Evolution & the Late Nineteenth Century: Utopias, Robots, the Mystical, & the Martians
Thomas Lombardo, Center for Future Consciousness
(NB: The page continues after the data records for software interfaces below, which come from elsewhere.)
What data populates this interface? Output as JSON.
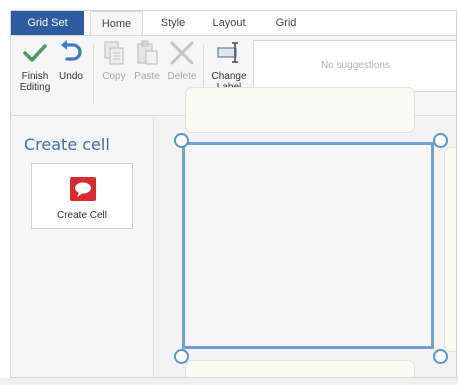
{
  "tabs": {
    "gridset": "Grid Set",
    "home": "Home",
    "style": "Style",
    "layout": "Layout",
    "grid": "Grid"
  },
  "ribbon": {
    "finish_label": "Finish Editing",
    "undo_label": "Undo",
    "copy_label": "Copy",
    "paste_label": "Paste",
    "delete_label": "Delete",
    "change_label": "Change Label",
    "suggestions_placeholder": "No suggestions"
  },
  "left_panel": {
    "title": "Create cell",
    "create_cell_label": "Create Cell"
  },
  "colors": {
    "accent": "#2f5c9e",
    "selection": "#6fa0d6",
    "finish_green": "#4c9a6a",
    "undo_blue": "#3e7ac1",
    "create_icon_red": "#d62b2f"
  },
  "icons": {
    "finish": "checkmark-icon",
    "undo": "undo-arrow-icon",
    "copy": "copy-icon",
    "paste": "paste-icon",
    "delete": "x-icon",
    "change_label": "label-edit-icon",
    "create_cell": "speech-bubble-icon"
  }
}
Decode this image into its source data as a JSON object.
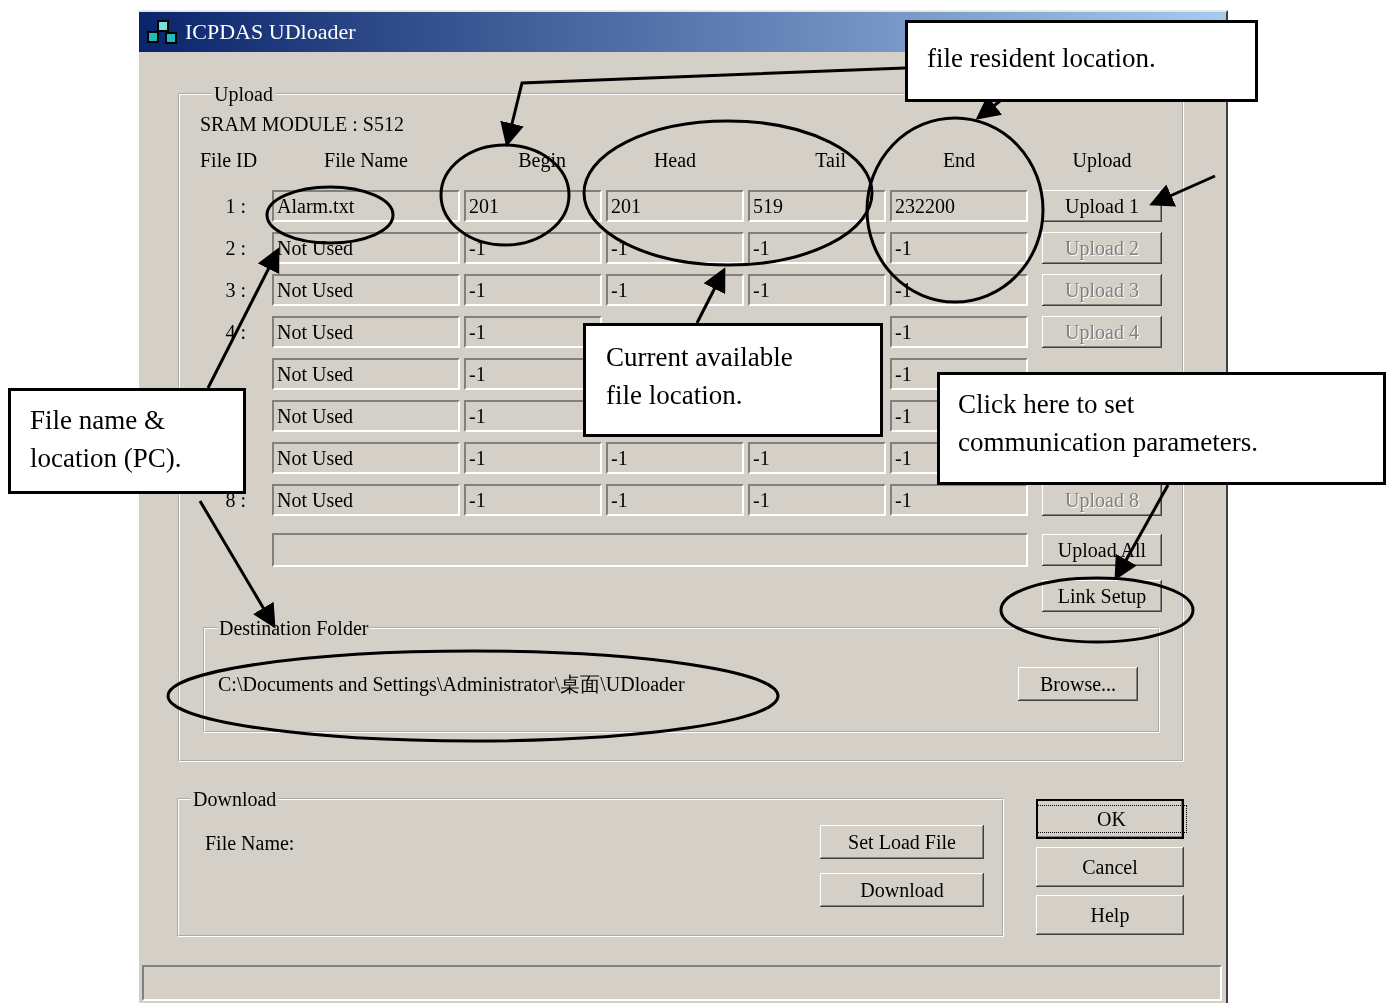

In the late nineteenth century, two apparently opposed scientific viewpoints, the theories of evolution and entropy, emerge as fundamental perspectives on time and cosmic and natural change. These contrasting archetypal narratives, of hope and advancement versus despair and death, would greatly influence the ongoing development of science fiction. Covered in this webinar, in the last three decades of the nineteenth century a giant wave of future war novels were written; many highly influential new utopias were created, such as Looking Backward and News from Nowhere; the United States fell apart; in the writings and astronomical speculations of Flammarion the cosmic and the spiritual were intricately woven together; future human evolution and the concept of cyborgs was provocatively examined in Vril, The Power of the Coming Race; we experimented in psycho-chemical evolution in Dr. Jekyll and Mr. Hyde; there were numerous tales of automata and robots, both animal and human, and Thomas Edison, the modern wizard of science, entered as a character into science fiction stories, creating beautiful female robots and leading a military conquest force into outer space. Of special note, there was a great fascination with Mars and the possibilities of life and intelligence on our neighboring planet. We repeatedly visited the Martians, and the Martians on a number of occasions invaded us. All in all, the themes of evolution, war and destruction, technological advancement, and utopian and dystopian thought were recurrently synthesized in science fiction stories of the era.